  • Easily redisplaying HTML forms when they are incompletely filled in, preserving the entries that have already been filled in.


  • As to whether the JSF project is going well or not, IMHO it is too early to tell.
    Cheers-
    - Marty
    14 years ago

    I guess what I am trying to ask if I can control the number of sessions an user can initiate in one web application.


    I am still not sure I understand the question. If the user comes back to the container within the session timeout and without quitting his browser, they will not get any more sessions -- they will get the same one. If one user is getting multiple sessions, then you have to ask why.
  • Because they have cookies disabled? Then I suspect you cannot detect that they are the same user, so you cannot limit the number of sessions.
  • Because the session timed out? You can change the session timeout with setMaxInactiveInterval (or in some more general way using server-specific settings).
  • Because the user quit the browser? Normally, you want that to end the session, but you could read the incoming JSESSIONID cookie and send it out with a max age so that sessions persist even when the browser is quit.


  • Or did you really mean you wanted to limit the amount of data that would be stored for a user within their single session object?
    Cheers-
    - Marty
    14 years ago

    Don't you think that with the introduction of JSTL, and the power of its iteration tags, there will be very rare cases where someone need to write his own looping tag?


    I didn't mean "general iteration tags," I meant "tags that do some sort of looping (ie evaluate their body content more than once)." Yes, I think people will still write tags that do this.
    Cheers-
    - Marty
    14 years ago
    You also might want to take a look at http://resources.corejsp.com/scwcd.html.
    Cheers-
    - Marty
    14 years ago

    >can any body tell me from the beginning what i need to do to run a servlet program
    >how to set the path & all


    Please see http://www.coreservlets.com/Apache-Tomcat-Tutorial/.
    This walks you through setting up Java, Tomcat and your development environment. It also gives you some simple JSP pages and servlets to test to see if you have things working properly.
    Cheers-
    - Marty
    14 years ago

    If I am using a cookie to manage session state, If I launch another IE from start menu what determines if that IE browser window will be using the session with cookie or it will be a new session?


    Good question.
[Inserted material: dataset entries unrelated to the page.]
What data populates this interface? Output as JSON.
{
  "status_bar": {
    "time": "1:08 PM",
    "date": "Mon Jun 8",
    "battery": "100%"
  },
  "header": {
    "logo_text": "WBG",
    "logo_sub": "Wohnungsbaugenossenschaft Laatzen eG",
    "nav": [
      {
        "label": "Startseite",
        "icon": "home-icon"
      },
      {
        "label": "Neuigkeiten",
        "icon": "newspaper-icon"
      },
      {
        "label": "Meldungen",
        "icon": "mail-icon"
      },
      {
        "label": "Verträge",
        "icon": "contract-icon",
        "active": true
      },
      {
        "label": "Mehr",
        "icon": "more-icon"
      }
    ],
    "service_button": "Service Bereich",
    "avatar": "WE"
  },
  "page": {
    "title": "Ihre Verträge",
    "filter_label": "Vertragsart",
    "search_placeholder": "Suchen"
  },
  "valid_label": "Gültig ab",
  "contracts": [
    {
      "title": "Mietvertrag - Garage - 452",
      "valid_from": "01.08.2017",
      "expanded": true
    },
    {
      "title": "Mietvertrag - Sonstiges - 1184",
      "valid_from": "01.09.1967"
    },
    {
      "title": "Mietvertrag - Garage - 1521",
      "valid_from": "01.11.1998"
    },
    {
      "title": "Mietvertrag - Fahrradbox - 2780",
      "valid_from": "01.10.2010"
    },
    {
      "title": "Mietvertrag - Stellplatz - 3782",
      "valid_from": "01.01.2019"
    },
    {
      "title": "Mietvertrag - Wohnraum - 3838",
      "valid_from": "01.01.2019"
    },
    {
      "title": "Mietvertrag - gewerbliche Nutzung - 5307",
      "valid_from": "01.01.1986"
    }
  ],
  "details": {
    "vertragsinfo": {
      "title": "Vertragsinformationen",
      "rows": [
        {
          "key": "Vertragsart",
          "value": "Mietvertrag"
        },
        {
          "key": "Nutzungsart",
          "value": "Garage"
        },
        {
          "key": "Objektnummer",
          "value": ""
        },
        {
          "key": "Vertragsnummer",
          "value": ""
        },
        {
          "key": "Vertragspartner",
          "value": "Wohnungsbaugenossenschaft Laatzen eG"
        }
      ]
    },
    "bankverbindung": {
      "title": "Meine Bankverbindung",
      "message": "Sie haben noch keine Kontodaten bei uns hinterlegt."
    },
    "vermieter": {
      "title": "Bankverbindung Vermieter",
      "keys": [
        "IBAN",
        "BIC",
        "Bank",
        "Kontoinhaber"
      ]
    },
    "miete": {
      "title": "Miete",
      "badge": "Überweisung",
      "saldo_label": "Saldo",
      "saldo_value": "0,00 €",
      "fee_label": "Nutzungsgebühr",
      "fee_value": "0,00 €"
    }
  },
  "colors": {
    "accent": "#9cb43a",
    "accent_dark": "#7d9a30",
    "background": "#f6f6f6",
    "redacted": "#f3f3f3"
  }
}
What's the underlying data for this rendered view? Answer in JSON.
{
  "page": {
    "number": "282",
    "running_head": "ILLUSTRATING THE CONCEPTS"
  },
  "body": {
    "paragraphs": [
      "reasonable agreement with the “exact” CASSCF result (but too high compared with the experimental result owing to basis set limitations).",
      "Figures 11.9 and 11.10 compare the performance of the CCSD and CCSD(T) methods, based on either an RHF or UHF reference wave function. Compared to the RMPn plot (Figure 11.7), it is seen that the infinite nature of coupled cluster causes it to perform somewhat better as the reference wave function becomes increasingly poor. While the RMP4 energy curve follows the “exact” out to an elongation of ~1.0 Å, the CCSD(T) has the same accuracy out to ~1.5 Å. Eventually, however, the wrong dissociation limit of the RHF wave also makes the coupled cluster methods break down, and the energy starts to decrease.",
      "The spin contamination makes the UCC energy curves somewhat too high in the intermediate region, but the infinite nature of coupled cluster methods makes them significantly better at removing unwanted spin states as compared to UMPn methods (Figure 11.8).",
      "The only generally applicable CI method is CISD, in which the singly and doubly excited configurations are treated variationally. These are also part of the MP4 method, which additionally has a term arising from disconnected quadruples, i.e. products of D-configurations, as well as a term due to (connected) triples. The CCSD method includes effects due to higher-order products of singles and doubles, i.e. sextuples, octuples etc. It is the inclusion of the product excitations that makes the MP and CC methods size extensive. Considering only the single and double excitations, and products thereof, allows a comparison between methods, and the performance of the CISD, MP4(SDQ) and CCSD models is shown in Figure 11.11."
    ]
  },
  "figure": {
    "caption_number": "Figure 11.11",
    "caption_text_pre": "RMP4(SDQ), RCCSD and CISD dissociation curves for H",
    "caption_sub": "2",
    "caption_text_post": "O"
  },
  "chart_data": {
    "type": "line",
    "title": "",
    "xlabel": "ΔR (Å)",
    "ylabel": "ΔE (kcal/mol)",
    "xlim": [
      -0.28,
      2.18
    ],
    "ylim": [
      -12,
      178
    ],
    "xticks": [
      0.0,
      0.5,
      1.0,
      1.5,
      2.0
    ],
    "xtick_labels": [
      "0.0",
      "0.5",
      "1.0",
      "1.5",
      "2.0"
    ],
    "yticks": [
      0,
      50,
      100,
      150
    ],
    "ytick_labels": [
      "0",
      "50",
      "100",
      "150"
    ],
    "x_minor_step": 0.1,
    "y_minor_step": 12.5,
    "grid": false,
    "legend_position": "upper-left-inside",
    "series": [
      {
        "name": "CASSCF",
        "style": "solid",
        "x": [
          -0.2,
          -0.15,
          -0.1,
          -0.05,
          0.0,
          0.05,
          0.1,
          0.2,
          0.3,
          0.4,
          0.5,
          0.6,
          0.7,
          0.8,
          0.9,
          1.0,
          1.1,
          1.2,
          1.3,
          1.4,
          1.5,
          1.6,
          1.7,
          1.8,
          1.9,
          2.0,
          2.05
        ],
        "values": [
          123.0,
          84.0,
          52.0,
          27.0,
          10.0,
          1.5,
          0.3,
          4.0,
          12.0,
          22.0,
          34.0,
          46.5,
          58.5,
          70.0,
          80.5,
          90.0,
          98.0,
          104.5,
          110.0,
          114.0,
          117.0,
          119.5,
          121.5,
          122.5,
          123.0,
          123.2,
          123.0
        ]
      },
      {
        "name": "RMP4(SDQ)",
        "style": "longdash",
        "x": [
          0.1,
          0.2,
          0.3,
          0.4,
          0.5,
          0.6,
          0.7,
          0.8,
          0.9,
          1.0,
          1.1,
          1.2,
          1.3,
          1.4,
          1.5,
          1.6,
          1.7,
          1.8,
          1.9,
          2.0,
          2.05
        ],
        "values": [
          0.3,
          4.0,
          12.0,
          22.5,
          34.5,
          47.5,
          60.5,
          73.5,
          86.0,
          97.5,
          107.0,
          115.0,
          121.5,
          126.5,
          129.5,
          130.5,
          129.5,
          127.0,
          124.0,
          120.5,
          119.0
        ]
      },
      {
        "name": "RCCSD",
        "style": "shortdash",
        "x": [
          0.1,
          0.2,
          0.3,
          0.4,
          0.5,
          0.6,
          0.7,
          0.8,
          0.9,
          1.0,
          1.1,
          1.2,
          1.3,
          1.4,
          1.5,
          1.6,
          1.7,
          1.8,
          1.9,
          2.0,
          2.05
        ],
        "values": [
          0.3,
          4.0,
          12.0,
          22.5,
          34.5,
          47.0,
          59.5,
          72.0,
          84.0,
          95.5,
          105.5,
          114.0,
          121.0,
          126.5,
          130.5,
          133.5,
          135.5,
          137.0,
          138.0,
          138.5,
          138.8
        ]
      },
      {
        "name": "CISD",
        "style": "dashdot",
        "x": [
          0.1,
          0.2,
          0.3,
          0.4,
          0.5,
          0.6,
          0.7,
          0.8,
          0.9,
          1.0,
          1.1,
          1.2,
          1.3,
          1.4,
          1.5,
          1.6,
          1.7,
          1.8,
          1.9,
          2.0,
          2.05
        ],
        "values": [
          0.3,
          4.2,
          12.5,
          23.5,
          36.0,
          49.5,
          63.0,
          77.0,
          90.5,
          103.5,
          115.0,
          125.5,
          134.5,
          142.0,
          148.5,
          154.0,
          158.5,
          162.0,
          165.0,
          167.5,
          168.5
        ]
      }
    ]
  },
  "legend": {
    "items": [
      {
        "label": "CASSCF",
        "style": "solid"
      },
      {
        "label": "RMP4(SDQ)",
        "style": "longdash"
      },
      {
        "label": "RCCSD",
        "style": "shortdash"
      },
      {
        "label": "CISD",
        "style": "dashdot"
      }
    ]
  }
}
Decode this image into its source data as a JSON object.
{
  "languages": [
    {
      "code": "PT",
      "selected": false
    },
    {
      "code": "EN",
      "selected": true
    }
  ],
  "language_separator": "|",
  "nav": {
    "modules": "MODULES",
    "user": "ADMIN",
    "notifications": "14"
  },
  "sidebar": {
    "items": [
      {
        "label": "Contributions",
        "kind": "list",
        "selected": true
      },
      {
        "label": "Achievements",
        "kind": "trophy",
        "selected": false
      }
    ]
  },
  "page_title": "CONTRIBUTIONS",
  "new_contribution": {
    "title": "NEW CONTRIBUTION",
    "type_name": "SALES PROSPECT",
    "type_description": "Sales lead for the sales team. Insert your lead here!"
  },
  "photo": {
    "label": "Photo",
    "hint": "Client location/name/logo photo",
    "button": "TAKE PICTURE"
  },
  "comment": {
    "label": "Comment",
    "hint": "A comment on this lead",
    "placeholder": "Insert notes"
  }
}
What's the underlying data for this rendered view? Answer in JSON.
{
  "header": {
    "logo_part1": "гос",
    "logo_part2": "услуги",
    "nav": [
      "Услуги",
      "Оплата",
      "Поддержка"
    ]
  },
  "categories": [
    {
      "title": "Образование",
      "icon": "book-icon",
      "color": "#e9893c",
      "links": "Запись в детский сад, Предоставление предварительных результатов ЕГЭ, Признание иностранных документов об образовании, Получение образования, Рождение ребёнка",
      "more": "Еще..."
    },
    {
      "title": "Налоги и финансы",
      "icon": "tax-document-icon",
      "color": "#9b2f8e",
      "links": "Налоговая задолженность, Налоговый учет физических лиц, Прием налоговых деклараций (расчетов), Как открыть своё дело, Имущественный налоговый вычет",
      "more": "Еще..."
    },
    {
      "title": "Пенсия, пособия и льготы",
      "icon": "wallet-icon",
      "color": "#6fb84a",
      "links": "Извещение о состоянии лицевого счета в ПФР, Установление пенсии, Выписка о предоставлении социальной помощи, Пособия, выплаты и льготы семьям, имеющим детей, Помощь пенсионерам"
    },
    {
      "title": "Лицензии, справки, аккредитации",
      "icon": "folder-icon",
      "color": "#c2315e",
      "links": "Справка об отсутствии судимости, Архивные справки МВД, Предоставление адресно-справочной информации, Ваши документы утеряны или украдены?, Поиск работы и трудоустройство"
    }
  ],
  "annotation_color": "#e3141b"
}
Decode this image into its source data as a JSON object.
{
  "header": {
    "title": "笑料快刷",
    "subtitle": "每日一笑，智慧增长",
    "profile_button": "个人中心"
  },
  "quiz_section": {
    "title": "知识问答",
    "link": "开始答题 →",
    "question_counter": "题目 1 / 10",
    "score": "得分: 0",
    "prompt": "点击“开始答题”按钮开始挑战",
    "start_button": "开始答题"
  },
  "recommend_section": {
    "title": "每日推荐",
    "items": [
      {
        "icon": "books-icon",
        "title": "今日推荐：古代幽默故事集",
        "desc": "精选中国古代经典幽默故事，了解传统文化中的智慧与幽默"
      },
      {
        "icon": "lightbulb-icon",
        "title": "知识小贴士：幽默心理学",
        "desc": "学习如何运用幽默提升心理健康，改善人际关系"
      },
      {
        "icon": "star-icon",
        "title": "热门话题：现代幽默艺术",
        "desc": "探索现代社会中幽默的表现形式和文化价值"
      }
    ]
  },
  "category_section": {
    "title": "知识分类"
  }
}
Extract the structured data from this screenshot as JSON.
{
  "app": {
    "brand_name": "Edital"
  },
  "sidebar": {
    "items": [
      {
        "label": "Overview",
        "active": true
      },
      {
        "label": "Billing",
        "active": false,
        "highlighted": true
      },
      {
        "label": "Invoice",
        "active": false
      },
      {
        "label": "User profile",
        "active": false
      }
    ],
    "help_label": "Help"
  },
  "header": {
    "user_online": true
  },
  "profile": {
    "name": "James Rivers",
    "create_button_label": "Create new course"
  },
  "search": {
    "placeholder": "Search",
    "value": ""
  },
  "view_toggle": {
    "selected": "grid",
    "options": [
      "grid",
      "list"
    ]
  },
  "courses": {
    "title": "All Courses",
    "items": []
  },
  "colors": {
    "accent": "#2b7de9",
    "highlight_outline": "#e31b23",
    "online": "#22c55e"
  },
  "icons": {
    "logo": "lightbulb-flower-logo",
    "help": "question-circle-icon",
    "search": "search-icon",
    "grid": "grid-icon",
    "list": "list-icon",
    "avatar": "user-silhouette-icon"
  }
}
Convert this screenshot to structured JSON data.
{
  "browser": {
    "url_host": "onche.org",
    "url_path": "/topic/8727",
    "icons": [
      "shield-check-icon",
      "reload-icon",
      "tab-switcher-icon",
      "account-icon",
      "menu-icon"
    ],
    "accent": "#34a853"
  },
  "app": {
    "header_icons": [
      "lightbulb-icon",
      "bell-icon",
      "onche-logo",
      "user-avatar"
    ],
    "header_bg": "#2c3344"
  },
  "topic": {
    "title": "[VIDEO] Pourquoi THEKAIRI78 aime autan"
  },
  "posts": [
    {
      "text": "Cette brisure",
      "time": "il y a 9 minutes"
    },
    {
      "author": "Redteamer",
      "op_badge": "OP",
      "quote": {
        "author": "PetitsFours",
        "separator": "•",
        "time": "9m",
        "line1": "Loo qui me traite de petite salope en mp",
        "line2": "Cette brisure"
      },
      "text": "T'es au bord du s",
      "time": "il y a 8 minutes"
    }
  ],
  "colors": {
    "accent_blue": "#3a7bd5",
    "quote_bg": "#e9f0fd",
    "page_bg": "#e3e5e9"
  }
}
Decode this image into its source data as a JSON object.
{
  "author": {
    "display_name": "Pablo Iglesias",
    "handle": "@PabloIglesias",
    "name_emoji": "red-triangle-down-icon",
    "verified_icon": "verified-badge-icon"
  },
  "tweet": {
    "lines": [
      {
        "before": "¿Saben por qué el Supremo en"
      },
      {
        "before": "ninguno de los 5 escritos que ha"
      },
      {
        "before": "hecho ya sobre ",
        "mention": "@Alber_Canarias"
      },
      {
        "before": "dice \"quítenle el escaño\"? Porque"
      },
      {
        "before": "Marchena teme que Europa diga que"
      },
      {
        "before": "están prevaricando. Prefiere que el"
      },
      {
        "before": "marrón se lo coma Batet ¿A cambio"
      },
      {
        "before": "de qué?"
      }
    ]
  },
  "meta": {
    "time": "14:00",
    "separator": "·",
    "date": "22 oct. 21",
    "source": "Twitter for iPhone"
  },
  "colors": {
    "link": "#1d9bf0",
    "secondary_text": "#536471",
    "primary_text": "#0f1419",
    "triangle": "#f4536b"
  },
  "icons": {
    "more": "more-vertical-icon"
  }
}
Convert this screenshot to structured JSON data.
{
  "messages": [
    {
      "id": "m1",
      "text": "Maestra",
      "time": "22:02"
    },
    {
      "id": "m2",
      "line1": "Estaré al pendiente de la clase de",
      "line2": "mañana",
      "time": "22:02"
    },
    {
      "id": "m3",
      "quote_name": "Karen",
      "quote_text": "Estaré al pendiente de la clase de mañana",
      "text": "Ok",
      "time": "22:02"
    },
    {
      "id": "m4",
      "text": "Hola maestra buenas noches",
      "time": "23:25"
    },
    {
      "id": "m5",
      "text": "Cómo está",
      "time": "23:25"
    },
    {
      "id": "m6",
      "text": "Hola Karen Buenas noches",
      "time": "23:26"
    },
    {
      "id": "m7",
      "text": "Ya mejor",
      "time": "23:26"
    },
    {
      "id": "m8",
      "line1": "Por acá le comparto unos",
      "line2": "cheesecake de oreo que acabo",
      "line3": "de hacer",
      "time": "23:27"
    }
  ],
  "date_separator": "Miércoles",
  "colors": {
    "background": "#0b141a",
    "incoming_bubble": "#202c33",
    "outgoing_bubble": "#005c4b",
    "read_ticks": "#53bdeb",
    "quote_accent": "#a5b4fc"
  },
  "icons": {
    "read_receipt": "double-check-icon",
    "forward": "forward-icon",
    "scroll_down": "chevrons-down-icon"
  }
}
Let's assume that you are using the default way of session tracking (which is where the server sends the JSESSIONID without a max age, so the cookie is kept in the browser's memory, not stored on disk).
  • If the user opens a new IE window from the Start Menu or desktop icon, that new IE window will not share the in-memory cookies with the old window, so thus will be in a new session from the Java perspective.
  • If the user opens a new IE window from the old window's File menu or by hitting Control-N, that new IE window will share the in-memory cookies and will be part of the same Java session.


  • Also, don't forget that the spec advertises the name of the cookie that will be used (JSESSIONID). So, you can resend that cookie with a max age, and then use the normal session tracking API after that.
    Cheers-
    - Marty
    14 years ago
    I am not sure I understand the exact question, but you realize that persistent cookies (cookies where you setMaxAge) are shared across multiple IE windows?
    Cheers-
    - marty
    14 years ago